  17. ^ a b Wolfman, Marv. "What Th--?: Comments about Marvel from a former EIC," SuperHeroHype.com (July 30, 2003). Accessed April 11, 2009.
  18. ^ a b Barkley, Chris. "Bad Moon Rising" radio interview (Sept. 1982). Accessed Apr. 11, 2009.
  19. ^ Field, Tom (2005). Secrets in the Shadows: The Art & Life of Gene Colan. Raleigh, North Carolina: TwoMorrows Publishing. pp. 127–130.
  20. ^ Thomas, Michael. "John Byrne: The Hidden Answers", Comic Book Resources (Aug. 22, 2000). Accessed on May 17, 2008.
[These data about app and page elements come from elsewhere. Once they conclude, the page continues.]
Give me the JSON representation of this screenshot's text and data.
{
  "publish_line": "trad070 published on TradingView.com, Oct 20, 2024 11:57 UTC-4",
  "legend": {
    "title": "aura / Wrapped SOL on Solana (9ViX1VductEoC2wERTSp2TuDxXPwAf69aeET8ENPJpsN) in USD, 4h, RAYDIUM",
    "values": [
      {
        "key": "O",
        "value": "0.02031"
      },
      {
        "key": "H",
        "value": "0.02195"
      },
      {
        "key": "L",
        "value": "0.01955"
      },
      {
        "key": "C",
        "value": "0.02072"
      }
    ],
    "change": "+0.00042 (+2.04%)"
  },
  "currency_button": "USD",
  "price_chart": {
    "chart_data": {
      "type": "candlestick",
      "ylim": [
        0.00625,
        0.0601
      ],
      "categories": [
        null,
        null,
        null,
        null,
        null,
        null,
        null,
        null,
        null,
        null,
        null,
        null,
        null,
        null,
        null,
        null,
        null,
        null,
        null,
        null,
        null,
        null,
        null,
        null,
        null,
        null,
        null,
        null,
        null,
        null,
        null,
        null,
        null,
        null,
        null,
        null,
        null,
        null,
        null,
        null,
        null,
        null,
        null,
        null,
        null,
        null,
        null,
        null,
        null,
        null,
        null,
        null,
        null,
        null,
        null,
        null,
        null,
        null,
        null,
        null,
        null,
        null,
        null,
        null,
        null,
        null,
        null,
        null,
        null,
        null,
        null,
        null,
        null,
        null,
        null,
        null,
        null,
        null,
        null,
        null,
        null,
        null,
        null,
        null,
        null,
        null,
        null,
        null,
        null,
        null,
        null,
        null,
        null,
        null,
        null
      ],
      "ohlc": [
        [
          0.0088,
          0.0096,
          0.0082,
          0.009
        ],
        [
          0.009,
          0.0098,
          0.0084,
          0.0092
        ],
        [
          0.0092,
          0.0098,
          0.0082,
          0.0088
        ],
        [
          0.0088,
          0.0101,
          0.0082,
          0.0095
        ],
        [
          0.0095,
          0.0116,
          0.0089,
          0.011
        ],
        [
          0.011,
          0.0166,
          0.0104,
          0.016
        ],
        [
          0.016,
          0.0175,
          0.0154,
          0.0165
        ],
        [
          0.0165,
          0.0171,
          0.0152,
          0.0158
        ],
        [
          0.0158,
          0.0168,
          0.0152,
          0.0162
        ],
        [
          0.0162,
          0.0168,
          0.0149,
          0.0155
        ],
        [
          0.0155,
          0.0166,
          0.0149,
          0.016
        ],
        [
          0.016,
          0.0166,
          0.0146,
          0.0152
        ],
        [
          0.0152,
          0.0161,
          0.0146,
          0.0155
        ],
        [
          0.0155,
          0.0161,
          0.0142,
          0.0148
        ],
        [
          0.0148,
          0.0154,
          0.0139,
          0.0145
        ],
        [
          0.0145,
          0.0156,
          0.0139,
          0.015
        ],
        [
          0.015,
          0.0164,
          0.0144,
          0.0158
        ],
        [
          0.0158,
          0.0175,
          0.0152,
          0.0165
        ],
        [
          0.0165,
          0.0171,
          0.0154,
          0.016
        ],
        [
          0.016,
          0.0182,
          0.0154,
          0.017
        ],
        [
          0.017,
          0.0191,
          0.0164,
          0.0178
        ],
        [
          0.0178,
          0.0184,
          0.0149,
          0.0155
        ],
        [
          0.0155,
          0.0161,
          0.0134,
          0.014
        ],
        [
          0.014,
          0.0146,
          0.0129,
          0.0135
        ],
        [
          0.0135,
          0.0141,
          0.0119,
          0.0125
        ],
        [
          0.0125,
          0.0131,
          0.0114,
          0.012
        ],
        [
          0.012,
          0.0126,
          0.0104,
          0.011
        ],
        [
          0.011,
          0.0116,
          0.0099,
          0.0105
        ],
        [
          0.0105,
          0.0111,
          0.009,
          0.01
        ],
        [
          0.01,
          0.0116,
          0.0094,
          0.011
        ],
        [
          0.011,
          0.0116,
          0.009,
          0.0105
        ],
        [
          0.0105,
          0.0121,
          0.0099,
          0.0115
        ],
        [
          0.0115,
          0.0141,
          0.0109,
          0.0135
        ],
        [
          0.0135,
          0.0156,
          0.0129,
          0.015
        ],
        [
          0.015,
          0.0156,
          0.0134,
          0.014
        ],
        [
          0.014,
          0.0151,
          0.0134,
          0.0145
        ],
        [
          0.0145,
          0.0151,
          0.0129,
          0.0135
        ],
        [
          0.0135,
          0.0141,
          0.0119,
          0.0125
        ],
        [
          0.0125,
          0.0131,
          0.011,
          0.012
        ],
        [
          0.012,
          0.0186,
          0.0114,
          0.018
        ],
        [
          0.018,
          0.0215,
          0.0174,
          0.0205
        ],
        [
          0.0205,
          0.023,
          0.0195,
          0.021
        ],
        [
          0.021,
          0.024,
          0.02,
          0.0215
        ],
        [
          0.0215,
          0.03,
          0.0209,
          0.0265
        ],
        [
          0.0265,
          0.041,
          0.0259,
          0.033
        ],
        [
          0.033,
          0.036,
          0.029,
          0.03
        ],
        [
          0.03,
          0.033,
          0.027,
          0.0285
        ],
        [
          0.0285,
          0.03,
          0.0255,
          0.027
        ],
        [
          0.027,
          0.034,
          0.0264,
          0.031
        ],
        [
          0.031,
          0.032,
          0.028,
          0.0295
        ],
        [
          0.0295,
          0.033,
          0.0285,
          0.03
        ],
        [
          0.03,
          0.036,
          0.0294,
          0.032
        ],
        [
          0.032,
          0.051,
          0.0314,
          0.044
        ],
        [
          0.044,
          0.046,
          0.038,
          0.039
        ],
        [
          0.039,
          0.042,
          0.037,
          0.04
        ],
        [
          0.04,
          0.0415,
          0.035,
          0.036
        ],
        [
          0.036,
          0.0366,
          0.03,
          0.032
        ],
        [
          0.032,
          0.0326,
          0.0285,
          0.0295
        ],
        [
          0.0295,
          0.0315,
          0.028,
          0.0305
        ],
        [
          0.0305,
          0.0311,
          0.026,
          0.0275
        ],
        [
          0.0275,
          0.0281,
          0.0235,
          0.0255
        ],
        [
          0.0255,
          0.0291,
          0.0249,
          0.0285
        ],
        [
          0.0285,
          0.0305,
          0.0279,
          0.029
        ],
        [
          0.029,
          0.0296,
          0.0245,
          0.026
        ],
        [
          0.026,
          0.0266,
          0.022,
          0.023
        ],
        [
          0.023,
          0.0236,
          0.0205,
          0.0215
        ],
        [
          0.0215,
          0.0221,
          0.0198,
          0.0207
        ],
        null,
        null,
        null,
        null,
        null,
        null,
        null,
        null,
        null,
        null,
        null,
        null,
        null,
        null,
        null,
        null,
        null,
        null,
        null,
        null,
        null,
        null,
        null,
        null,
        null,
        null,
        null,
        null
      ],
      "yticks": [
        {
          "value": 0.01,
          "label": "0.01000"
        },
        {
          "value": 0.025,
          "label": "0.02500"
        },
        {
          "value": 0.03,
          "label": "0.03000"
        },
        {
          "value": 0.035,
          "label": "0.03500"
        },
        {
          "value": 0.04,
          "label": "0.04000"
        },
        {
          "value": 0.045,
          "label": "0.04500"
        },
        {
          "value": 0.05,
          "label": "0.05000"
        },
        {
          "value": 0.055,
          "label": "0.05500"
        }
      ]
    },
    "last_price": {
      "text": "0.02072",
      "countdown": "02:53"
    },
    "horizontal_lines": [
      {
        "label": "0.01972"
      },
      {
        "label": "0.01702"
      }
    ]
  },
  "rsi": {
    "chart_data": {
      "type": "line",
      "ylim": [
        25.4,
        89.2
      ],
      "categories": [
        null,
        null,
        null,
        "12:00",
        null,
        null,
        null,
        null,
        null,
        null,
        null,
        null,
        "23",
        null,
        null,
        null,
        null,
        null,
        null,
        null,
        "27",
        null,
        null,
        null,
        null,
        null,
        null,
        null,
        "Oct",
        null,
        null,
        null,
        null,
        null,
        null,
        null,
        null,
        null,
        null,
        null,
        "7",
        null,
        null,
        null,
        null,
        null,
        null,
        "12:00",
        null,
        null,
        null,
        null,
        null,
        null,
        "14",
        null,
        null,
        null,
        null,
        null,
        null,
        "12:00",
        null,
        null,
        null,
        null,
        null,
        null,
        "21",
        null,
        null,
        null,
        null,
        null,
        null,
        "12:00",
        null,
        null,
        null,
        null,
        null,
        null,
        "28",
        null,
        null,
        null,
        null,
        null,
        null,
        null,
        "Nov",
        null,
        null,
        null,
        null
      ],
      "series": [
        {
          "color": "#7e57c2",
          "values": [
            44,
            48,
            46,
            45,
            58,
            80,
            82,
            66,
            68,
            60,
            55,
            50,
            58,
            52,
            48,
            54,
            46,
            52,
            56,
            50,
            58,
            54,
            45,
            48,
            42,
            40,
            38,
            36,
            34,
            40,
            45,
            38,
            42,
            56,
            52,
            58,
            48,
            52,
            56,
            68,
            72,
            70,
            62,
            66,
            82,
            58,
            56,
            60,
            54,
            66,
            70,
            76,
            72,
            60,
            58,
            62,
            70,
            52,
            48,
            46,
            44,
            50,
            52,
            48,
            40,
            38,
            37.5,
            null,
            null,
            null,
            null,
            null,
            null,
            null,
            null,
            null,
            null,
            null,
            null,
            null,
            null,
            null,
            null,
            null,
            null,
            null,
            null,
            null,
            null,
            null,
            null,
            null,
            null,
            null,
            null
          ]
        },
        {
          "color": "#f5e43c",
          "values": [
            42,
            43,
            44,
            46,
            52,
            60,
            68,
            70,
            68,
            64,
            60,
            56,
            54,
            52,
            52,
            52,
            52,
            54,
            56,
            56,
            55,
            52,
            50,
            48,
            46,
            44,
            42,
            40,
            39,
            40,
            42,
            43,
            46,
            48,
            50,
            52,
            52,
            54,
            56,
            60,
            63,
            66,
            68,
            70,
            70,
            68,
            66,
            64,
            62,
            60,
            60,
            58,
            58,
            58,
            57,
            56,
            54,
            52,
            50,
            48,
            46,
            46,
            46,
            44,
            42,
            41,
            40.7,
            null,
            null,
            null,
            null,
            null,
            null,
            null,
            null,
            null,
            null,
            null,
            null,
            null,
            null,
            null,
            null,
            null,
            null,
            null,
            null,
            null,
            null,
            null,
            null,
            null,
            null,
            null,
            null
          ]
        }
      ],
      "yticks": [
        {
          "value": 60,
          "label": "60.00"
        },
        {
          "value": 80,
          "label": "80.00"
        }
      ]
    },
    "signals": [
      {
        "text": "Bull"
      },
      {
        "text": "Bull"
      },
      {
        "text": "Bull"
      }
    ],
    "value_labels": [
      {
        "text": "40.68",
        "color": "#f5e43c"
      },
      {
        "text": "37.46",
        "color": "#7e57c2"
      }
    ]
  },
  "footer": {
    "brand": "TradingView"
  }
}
  21. ^ Kleinfield, N.R. (October 13, 1979). "Superheroes' Creators Wrangle; Creators of Superheroes Wrangle Within Marvel". p. 25. ((cite news)): Text "The 'New York Times" ignored (help)
  22. ^ Thomas in Field, p. 130
  23. ^ "Jim Shooter Fired," The Comics Journal no. 116 (July 1987), p. 13-14.
  24. ^ Raviv, Dan. "Meet Dr. Doom!," Comic Wars: How Two Tycoons Battled Over the Marvel Comic Empire... and Both Lost! (Random House, 2002). Accessed Apr. 11, 2009.
  25. ^ Petrilak, Joe. "THE Jim Shooter Interview"; The Valiant Era Online; July 22, 1998. Retrieved August 12, 2008.
  26. ^ "NewsWatch: Voyager Fires Jim Shooter," The Comics Journal #151 (July 1992), p. 15.
  27. ^ "Newswatch: Shooter Forms New Comics Company: Defiant Comics is New Imprint," The Comics Journal #155 (January 1993), p. 23.
  28. ^ "Comics Publishers Suffer Tough Summer: Body Count Rises in Market Shakedown," The Comics Journal #172 (Nov. 1994), pp. 13-18.
  29. ^ "Newswatch: Shooter — 4th Try a Charm?" The Comics Journal #174 (February 1995), pp. 29-30.
  30. ^ "Shooter, Fowlkes Finishing Run Off Broadway as Golden Books Cancels Comics Line," The Comics Journal #192 (December 1996), pp. 31-32.
  31. ^ McLelland, Ryan. "Shooter & Wohl on Seven", Newsarama, June 8, 2007.
  32. ^ Soller, Kurt. "Super-fashionable Kabbalah Heroes: Zac Posen’d crusaders," New York magazine (November 5, 2007).
  33. ^ Seven official press release (March 1, 2007).
  34. ^ Manning, Shaun. "CCI: Jim Shooter Talks Gold Key at Dark Horse" Comic Book Resources July 25, 2009
  35. ^ Shooter, Jim. "Bullpen Bulletin Special," Moon Knight #22 (Marvel Comics, Aug. 1982).
  36. ^ "Previous Winners: 1979". The Eagle Awards. Retrieved March 13, 2012.
  37. ^ "Inkpot Award Winners". Hahn Library Comic Book Awards Almanac. Retrieved March 13, 2012.


Preceded byArchie Goodwin Marvel Comics Editor-in-Chief 1978–1987 Succeeded byTom DeFalco Preceded byE. Nelson Bridwell Adventure Comics writer 1966–1969 Succeeded byCary Bates Preceded byCary Bates Superboy and the Legion of Super-Heroes writer 1975–1977 Succeeded byPaul Levitz Preceded byGerry Conway Avengers writer 1977–1978 Succeeded byTom DeFalco Preceded byMarv Wolfman Daredevil writer 1977–1978(with Gerry Conway in early 1977) Succeeded byRoger McKenzie Preceded byBob Budiansky & Danny Fingeroth Avengers writer 1981–1982 Succeeded bySteven Grant Preceded byFrank Springer Dazzler writer 1984 Succeeded byMike Carlin Preceded byMark Waid Legion of Super-Heroes vol. 5 writer 2008–2009 Succeeded byJustin Thyme